Australasian Transport Research Forum 2016 Proceedings: 16–18 November 2016, Melbourne, Australia. ed. / Matthew Burke; Geoff Rose; Stephen Greaves. Australasian Transport Research Forum, 2016.

Research output: Chapter in Book/Report/Conference proceedingConference PaperResearchpeer-review

TY - GEN

T1 - Spatially differentiated energy and environment comparison of diesel and electric buses

AU - Honnery, Damon Robert

AU - Napper, Robert

AU - Fridman, Ilya

AU - Moriarty, Patrick

PY - 2016

Y1 - 2016

N2 - Urban transport increasingly faces the twin global challenges of oil depletion and climate change. Two additional concerns in most cities are local air and noise pollution. Electric public transport vehicles could potentially help alleviate all four problems. Here we compare the energy, climate, and air and noise pollution implications of diesel and electric vehicle (EV) buses. Full fuel cycle energy and CO2 emissions per km of route were modelled, with the number of stops per km varied to represent inner and outer urban routes. We find that per km of route, EV buses hold an advantage over diesel buses on full fuel cycle energy use. But given current means of electricity production, minimum CO2 emissions of both vehicle types are almost identical, although these occur at a slightly lower average speed for diesel than for EV buses. We also find significant air and noise pollution benefits of EV over diesel buses, especially for inner city routes. This advantage is expected, because the higher density of population for the inner route magnifies the health risks of air and noise pollution. Finally, the results are generalised to aid decision-making about the benefits of electric buses in other cities, both in Australia and overseas.

AB - Urban transport increasingly faces the twin global challenges of oil depletion and climate change. Two additional concerns in most cities are local air and noise pollution. Electric public transport vehicles could potentially help alleviate all four problems. Here we compare the energy, climate, and air and noise pollution implications of diesel and electric vehicle (EV) buses. Full fuel cycle energy and CO2 emissions per km of route were modelled, with the number of stops per km varied to represent inner and outer urban routes. We find that per km of route, EV buses hold an advantage over diesel buses on full fuel cycle energy use. But given current means of electricity production, minimum CO2 emissions of both vehicle types are almost identical, although these occur at a slightly lower average speed for diesel than for EV buses. We also find significant air and noise pollution benefits of EV over diesel buses, especially for inner city routes. This advantage is expected, because the higher density of population for the inner route magnifies the health risks of air and noise pollution. Finally, the results are generalised to aid decision-making about the benefits of electric buses in other cities, both in Australia and overseas.

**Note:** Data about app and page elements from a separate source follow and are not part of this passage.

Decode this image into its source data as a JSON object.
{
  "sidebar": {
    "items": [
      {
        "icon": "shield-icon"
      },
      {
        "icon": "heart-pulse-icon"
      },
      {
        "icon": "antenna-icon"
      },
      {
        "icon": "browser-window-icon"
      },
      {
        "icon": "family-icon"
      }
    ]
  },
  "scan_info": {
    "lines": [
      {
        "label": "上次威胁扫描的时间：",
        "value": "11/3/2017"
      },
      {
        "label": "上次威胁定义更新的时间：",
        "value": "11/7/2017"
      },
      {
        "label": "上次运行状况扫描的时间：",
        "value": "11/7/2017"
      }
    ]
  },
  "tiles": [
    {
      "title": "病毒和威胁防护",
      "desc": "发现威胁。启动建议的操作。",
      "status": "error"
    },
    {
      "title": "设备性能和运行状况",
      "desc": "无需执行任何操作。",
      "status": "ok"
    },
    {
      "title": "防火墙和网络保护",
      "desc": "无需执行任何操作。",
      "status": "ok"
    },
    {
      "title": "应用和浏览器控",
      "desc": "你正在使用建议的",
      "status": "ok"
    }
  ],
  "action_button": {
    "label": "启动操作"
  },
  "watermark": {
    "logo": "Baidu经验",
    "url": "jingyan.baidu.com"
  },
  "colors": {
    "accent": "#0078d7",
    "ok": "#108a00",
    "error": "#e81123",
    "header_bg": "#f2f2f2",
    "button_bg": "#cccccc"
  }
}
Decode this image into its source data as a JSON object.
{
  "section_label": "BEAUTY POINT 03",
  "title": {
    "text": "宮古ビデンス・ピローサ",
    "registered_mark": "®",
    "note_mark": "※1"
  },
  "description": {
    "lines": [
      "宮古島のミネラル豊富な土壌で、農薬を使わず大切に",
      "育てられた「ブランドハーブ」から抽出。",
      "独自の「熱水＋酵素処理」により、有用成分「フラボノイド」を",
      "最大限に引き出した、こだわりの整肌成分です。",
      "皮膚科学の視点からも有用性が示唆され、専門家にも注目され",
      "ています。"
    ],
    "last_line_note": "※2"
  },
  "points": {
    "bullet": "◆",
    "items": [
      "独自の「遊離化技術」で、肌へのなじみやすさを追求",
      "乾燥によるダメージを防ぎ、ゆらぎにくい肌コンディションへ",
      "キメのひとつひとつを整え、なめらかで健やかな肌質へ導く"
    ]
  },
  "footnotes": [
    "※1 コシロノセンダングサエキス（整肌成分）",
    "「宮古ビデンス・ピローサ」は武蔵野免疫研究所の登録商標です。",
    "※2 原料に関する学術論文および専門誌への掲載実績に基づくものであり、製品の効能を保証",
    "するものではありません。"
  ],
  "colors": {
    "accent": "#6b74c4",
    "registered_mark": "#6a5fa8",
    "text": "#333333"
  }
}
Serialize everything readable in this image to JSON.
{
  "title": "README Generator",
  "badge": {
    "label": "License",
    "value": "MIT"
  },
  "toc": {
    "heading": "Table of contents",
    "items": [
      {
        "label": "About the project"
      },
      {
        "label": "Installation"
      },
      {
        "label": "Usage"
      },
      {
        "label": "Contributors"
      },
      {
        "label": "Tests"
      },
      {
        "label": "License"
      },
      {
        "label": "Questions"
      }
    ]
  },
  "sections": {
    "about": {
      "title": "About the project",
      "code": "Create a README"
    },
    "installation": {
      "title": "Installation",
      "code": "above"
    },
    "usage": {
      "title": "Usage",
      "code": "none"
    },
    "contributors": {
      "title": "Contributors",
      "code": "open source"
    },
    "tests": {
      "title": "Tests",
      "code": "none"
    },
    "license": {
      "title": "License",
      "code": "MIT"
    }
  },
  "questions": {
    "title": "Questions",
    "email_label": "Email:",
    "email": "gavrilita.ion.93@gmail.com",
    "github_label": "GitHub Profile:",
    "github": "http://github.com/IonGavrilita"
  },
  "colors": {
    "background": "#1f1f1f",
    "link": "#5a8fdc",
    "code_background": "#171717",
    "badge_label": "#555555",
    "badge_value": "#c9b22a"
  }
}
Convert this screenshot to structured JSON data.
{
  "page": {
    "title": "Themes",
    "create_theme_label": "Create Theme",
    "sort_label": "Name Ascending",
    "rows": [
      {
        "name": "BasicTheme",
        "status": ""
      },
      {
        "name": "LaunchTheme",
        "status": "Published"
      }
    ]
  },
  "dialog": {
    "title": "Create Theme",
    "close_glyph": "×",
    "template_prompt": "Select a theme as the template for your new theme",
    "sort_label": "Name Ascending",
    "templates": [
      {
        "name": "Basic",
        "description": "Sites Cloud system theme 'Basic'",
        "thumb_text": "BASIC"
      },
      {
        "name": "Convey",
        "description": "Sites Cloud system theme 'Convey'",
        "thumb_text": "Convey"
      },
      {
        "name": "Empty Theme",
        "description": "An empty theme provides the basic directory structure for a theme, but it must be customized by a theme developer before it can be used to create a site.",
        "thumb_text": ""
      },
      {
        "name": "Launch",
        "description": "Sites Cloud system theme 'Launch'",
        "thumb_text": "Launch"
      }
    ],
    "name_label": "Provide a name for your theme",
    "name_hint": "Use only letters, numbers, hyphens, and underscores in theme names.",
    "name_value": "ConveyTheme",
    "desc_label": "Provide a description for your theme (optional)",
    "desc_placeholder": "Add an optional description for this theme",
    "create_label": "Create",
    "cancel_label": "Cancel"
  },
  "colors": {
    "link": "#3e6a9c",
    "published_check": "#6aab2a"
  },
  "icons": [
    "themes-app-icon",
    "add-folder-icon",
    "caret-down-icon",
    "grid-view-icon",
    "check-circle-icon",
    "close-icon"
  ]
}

M3 - Conference Paper

BT - Australasian Transport Research Forum 2016 Proceedings

A2 - Burke, Matthew

A2 - Rose, Geoff

A2 - Greaves, Stephen

PB - Australasian Transport Research Forum

ER -

Honnery DR, Napper R, Fridman I, Moriarty P. Spatially differentiated energy and environment comparison of diesel and electric buses. In Burke M, Rose G, Greaves S, editors, Australasian Transport Research Forum 2016 Proceedings: 16–18 November 2016, Melbourne, Australia. Australasian Transport Research Forum. 2016